We run four contests a year: the "speed story" contests in spring and fall, and theme contests in summer and winter. At present, we do not charge entry fees. That's right, it's free to enter. Free! The editors choose the best from the entries received, and the top three stories in each category are guaranteed publication. Guaranteed! Three stories! What are you waiting for?
No, seriously, what are you waiting for? These are good--no, great--odds, much better than your chance of winning the lottery or being hit by lightning. It's really hard for us to feel sympathy for writers who whine about being unpublished, or under-published, at the forums, but then don't make the effort to enter the contests right here in their own backyard. (For the record, entries are blind-judged; we don't learn who wrote what until after the winners have been chosen.)
Newsflash: You can't be discovered if you're not putting your writing out there. Hackers aside, no one's going to go snooping around your hard drive looking for the Great [Insert Country-Of-Choice Here] Novel.
Contests are an excellent way to break into publishing. No cover letter is required--which comes as a great relief to many writers--but you MUST follow the contest rules. Don't, and your work might be discarded before it even gets read. At best, you've prejudiced the editors against you before they've even read your work. Is that what you really want? Following the rules is basic consideration for those you are trusting with your work. It shows the editors you have a brain and know how to use it, and believe me, that goes a long way.
You've probably heard the term "slush pile". Perhaps you laughed and thought it can't be as bad as those whiny editors make it out to be. Well, it is. And we've only grazed the tip of the iceberg; it's hard to imagine what it's going to be like as our submissions grow.
"Slush" is a pretty accurate description of what arrives in our submit box over the course of a submission period. It's gray, it's gritty. When it melts, it reveals icky bits we'd rather had stayed concealed. And we spend much of our reading period wishing it would go away. But we keep reading because we hope we'll find a pristine bit of snow amidst all the gunk.

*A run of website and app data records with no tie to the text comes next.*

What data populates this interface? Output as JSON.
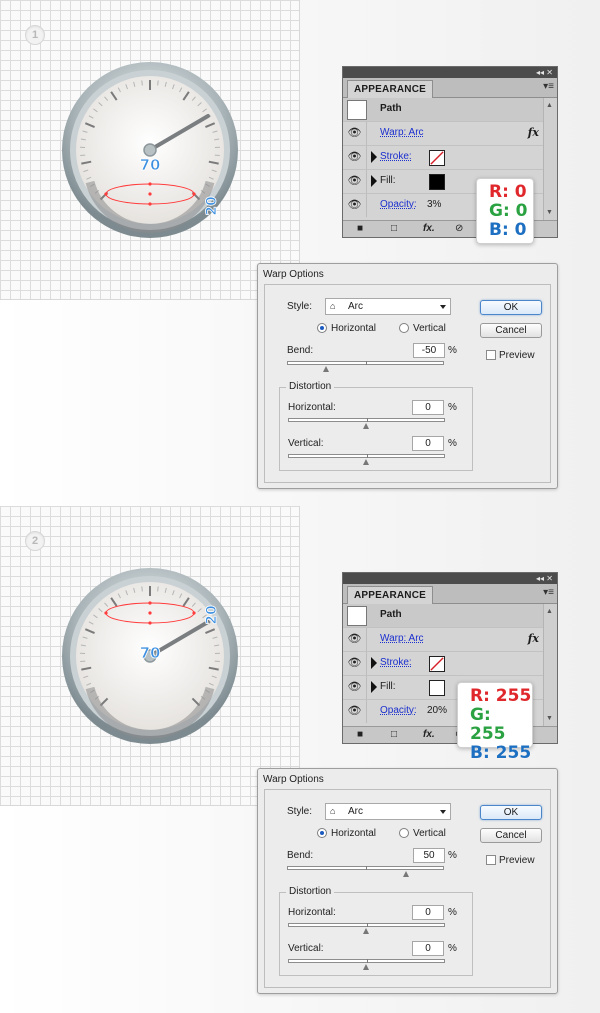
{
  "steps": [
    {
      "number": "1",
      "gauge": {
        "label_big": "70",
        "label_small": "20"
      },
      "appearance": {
        "tab": "APPEARANCE",
        "path_label": "Path",
        "warp_label": "Warp: Arc",
        "stroke_label": "Stroke:",
        "fill_label": "Fill:",
        "opacity_label": "Opacity:",
        "opacity_value": "3%",
        "fill_color": "#000000",
        "fx": "fx"
      },
      "rgb": {
        "r": "R: 0",
        "g": "G: 0",
        "b": "B: 0"
      },
      "warp": {
        "title": "Warp Options",
        "style_label": "Style:",
        "style_value": "Arc",
        "horizontal_label": "Horizontal",
        "vertical_label": "Vertical",
        "bend_label": "Bend:",
        "bend_value": "-50",
        "percent": "%",
        "distortion_label": "Distortion",
        "dist_horizontal_label": "Horizontal:",
        "dist_horizontal_value": "0",
        "dist_vertical_label": "Vertical:",
        "dist_vertical_value": "0",
        "ok_label": "OK",
        "cancel_label": "Cancel",
        "preview_label": "Preview"
      }
    },
    {
      "number": "2",
      "gauge": {
        "label_big": "70",
        "label_small": "20"
      },
      "appearance": {
        "tab": "APPEARANCE",
        "path_label": "Path",
        "warp_label": "Warp: Arc",
        "stroke_label": "Stroke:",
        "fill_label": "Fill:",
        "opacity_label": "Opacity:",
        "opacity_value": "20%",
        "fill_color": "#ffffff",
        "fx": "fx"
      },
      "rgb": {
        "r": "R: 255",
        "g": "G: 255",
        "b": "B: 255"
      },
      "warp": {
        "title": "Warp Options",
        "style_label": "Style:",
        "style_value": "Arc",
        "horizontal_label": "Horizontal",
        "vertical_label": "Vertical",
        "bend_label": "Bend:",
        "bend_value": "50",
        "percent": "%",
        "distortion_label": "Distortion",
        "dist_horizontal_label": "Horizontal:",
        "dist_horizontal_value": "0",
        "dist_vertical_label": "Vertical:",
        "dist_vertical_value": "0",
        "ok_label": "OK",
        "cancel_label": "Cancel",
        "preview_label": "Preview"
      }
    }
  ],
  "colors": {
    "red": "#e0272c",
    "green": "#2aa241",
    "blue": "#1d6fc1",
    "label_blue": "#3c8fe0"
  },
  "icons": [
    "eye-icon",
    "stroke-none-swatch",
    "fx-icon",
    "panel-menu-icon",
    "arc-style-icon",
    "new-item-icon",
    "clear-icon"
  ]
}
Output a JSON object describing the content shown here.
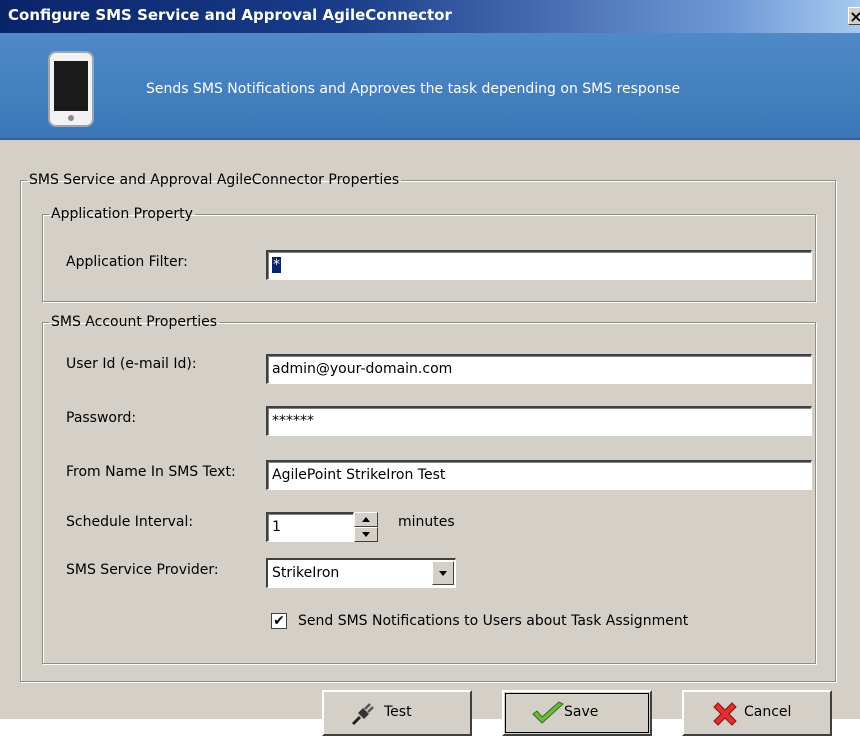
{
  "window": {
    "title": "Configure SMS Service and Approval AgileConnector",
    "close_label": "×"
  },
  "banner": {
    "description": "Sends SMS Notifications and Approves the task depending on SMS response",
    "icon": "mobile-phone-icon"
  },
  "main_group": {
    "legend": "SMS Service and Approval AgileConnector Properties"
  },
  "application_group": {
    "legend": "Application Property",
    "filter_label": "Application Filter:",
    "filter_value": "*"
  },
  "sms_group": {
    "legend": "SMS Account Properties",
    "user_id_label": "User Id (e-mail Id):",
    "user_id_value": "admin@your-domain.com",
    "password_label": "Password:",
    "password_value": "******",
    "from_name_label": "From Name In SMS Text:",
    "from_name_value": "AgilePoint StrikeIron Test",
    "interval_label": "Schedule Interval:",
    "interval_value": "1",
    "interval_unit": "minutes",
    "provider_label": "SMS Service Provider:",
    "provider_value": "StrikeIron",
    "notify_label": "Send SMS Notifications to Users about Task Assignment",
    "notify_checked": true,
    "check_mark": "✔"
  },
  "buttons": {
    "test_label": "Test",
    "save_label": "Save",
    "cancel_label": "Cancel"
  },
  "colors": {
    "title_bar": "#0a246a",
    "banner": "#4f89c7",
    "dialog_bg": "#d4d0c8"
  }
}
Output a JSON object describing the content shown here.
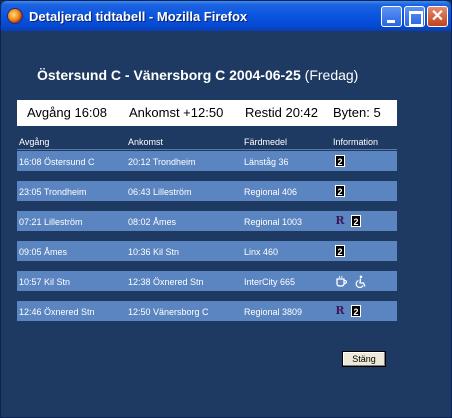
{
  "window": {
    "title": "Detaljerad tidtabell - Mozilla Firefox"
  },
  "heading": {
    "route": "Östersund C - Vänersborg C 2004-06-25",
    "day": "(Fredag)"
  },
  "summary": {
    "departure": "Avgång 16:08",
    "arrival": "Ankomst +12:50",
    "travel_time": "Restid 20:42",
    "changes": "Byten: 5"
  },
  "columns": {
    "departure": "Avgång",
    "arrival": "Ankomst",
    "transport": "Färdmedel",
    "information": "Information"
  },
  "rows": [
    {
      "departure": "16:08 Östersund C",
      "arrival": "20:12 Trondheim",
      "transport": "Länståg 36",
      "info": [
        "2"
      ]
    },
    {
      "departure": "23:05 Trondheim",
      "arrival": "06:43 Lilleström",
      "transport": "Regional 406",
      "info": [
        "2"
      ]
    },
    {
      "departure": "07:21 Lilleström",
      "arrival": "08:02 Åmes",
      "transport": "Regional 1003",
      "info": [
        "R",
        "2"
      ]
    },
    {
      "departure": "09:05 Åmes",
      "arrival": "10:36 Kil Stn",
      "transport": "Linx 460",
      "info": [
        "2"
      ]
    },
    {
      "departure": "10:57 Kil Stn",
      "arrival": "12:38 Öxnered Stn",
      "transport": "InterCity 665",
      "info": [
        "cup",
        "wheelchair"
      ]
    },
    {
      "departure": "12:46 Öxnered Stn",
      "arrival": "12:50 Vänersborg C",
      "transport": "Regional 3809",
      "info": [
        "R",
        "2"
      ]
    }
  ],
  "icons": {
    "reservation": "R",
    "second_class": "2",
    "cafe": "cup-icon",
    "accessible": "wheelchair-icon"
  },
  "buttons": {
    "close": "Stäng"
  }
}
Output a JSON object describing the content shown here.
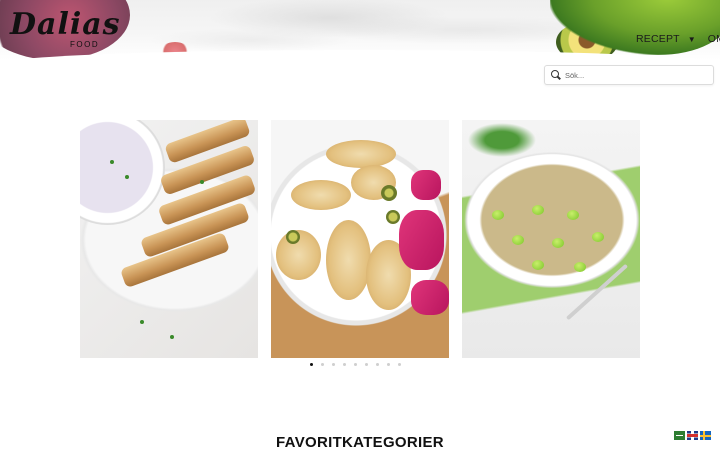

Newsflash: If you're thinking that because Toasted Cheese is an ezine, we'll publish "anything", you're wrong. On the contrary, we're trying to build a good reputation, and we can only do that by publishing quality writing. We publish only a small percentage of the submissions we receive. We don't publish something simply because it's the "best of what we got". We only publish pieces we believe deserve to be in Toasted Cheese. If nothing does, that's what we'll publish: nothing.
Want to jump out of the rejection pile and onto the page? Start by submitting your work in a professional manner. Read the guidelines. Follow the guidelines. Treat a submission as you would a job application. After all, that's what it is. There's something about email that makes people think it's okay to be cutesy or cozy regardless of who they're writing to. It's not okay. In fact, it's rude. A good rule of thumb when submitting: If you wouldn't put it in a hard-copy submission, don't put it in an email version.
SUMMING UP: Five Steps To Writing Like A Pro
- Believe that you are a writer. If you don't, no one else will.
- Take time to learn your craft. Don't submit "the first story you ever wrote".
- Start small. Submitting work to big-name competitions/publications early on is just setting yourself up for failure.
- Treat the publications you're submitting to with the same respect you expect to receive from them.
- Write, Edit, Submit. Repeat.
Writing is hard work. If you're not prepared to work hard, I suggest you choose another profession. Perhaps neurosurgery.
The Beav can be reached at beaver[at]toasted-cheese.com.